Don't get me wrong, at times Columbus has been one of the hardest matchups for the Sharks; the Blue Jackets (especially under Ken Hitchcock) have always been a tough, grind it out team that plays a tight defensive style. But they've never been goal scorers as a bunch.
Want proof? How about this: Here's where they've stood league wide in goals scored since the lockout (Present to Past, in order):
26th, 24th, 21st, 21st, 29th, 28th & 28th.
That's not an environment in which a player like Rick Nash thrives in the assist department. Even this year, after the Jackets added Jeff Carter, the Jackets have had a miserable time putting the puck in the net. So when I hear people talk about the fact that Nash doesn't have the numbers to back up the praise he receives, I raise an eyebrow.

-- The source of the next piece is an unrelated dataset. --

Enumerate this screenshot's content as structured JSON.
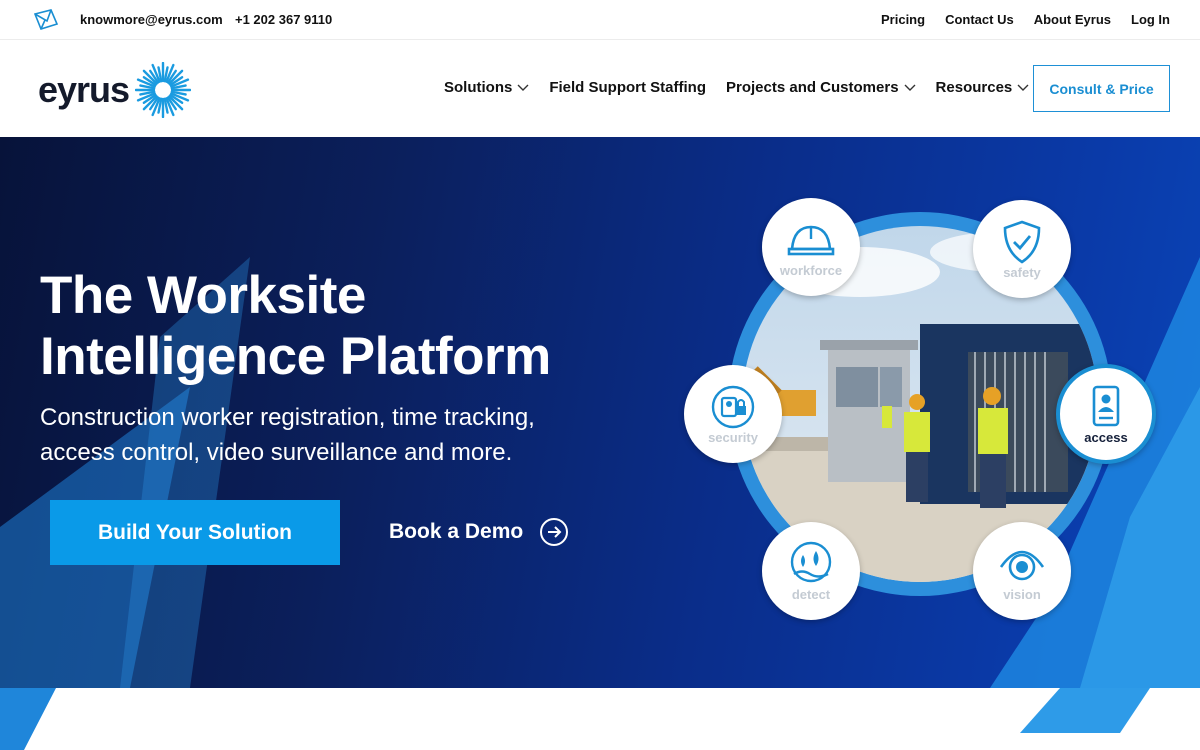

The problems in Columbus are many this season; suspensions, injuries, terrible goaltending and an over-matched defense have all been culprits in their terrible season and resulting situation - last in the NHL standings. From here, with only 10 wins to their credit, it sure looks like the Columbus Blue Jackets' season is over.
Because of this, trade rumors have already begun to swirl, and although no one thought that Rick Nash would be even discussed as an option to be moved, he came out and said that he would be willing to waive his NMC if it helped the Jackets. Now, Columbus GM Scott Howson has said he wants to retain Nash, but this type of talk at least warrants a look from the Sharks perspective.
Would Nash help San Jose? That goes without question. Not only are the Sharks having trouble turning shots into goals lately, but they're having an increasingly hard time doing that on the power play. Nash is a bonafide goal scorer who has no trouble playing offense.
Where Nash would surprisingly help as well, though, would be on the penalty kill. Though he's only played 0:29 seconds of shorthanded time per game this season, he put up 2:16 per game in 2009-2010, 2:13 in 2008-2009 and 2:34 in 2007-2008. Shorthanded, he's a threat to score (he has 12 shorthanded goals in his career, including this beauty, and this one is four on four, but holy crap), and he could help spell some of the Sharks' big guns who also kill penalties.
I shouldn't have to justify the "why" much more though, he's undoubtedly one of the ten best forwards in the NHL on skill alone and should have NHL GM'sfoaming at the mouth thinking about the possibility adding him to their squad. The problem for the Sharks would be the "how".
Nash carries with him an enormous cap hit, $7.8MM through the 2017-2018 seasonto be exact, and therefore would require some significant salary going the other way. When discussing a trade the last few days with my Fear the Fin cohorts, we worked out a few deals that make sense, but they'd definitely painful.
I still do the deal if I'm Doug Wilson, even if it means that top prospects or key players (outside of Couture, Vlasic, Thornton, Marleau, Burns and Niemi) need to be included. It's a sell your first born type thing, but if Scott Howson wants to play the role of Rumpelstiltskin and accept that deal... I wouldn't have a hard time saying goodbye to that unborn baby. (I apologize for the fairy tale reference, but my wife has become hooked on ABC's Once Upon a Time and as a result of the marathon she forced me to watch last Sunday, I haven't gotten my metaphor groove back yet.)
The deal would make San Jose a bit top heavy in the salary department, but the fact that Nash is so talented, and is currently only 27, helps you stomach that a bit. You save some money as a result of the players you ship out, and also the fact that there are some expensive expiring UFA's on the roster (like Torrey Mitchell).
In a world without salary concerns, it's a no brainer. He's a leader, a dynamic talent and a classy guy. He's also good friends with Joe Thornton, from their time together in Switzerland during the lockout. With salary concerns, it's really tough to make it work. And based on the players San Jose is likely willing to offer, many other teams could make a better pitch.
It's definitely a pipe dream, but one that's fun to discuss. So the question is, what would you trade for Rick Nash?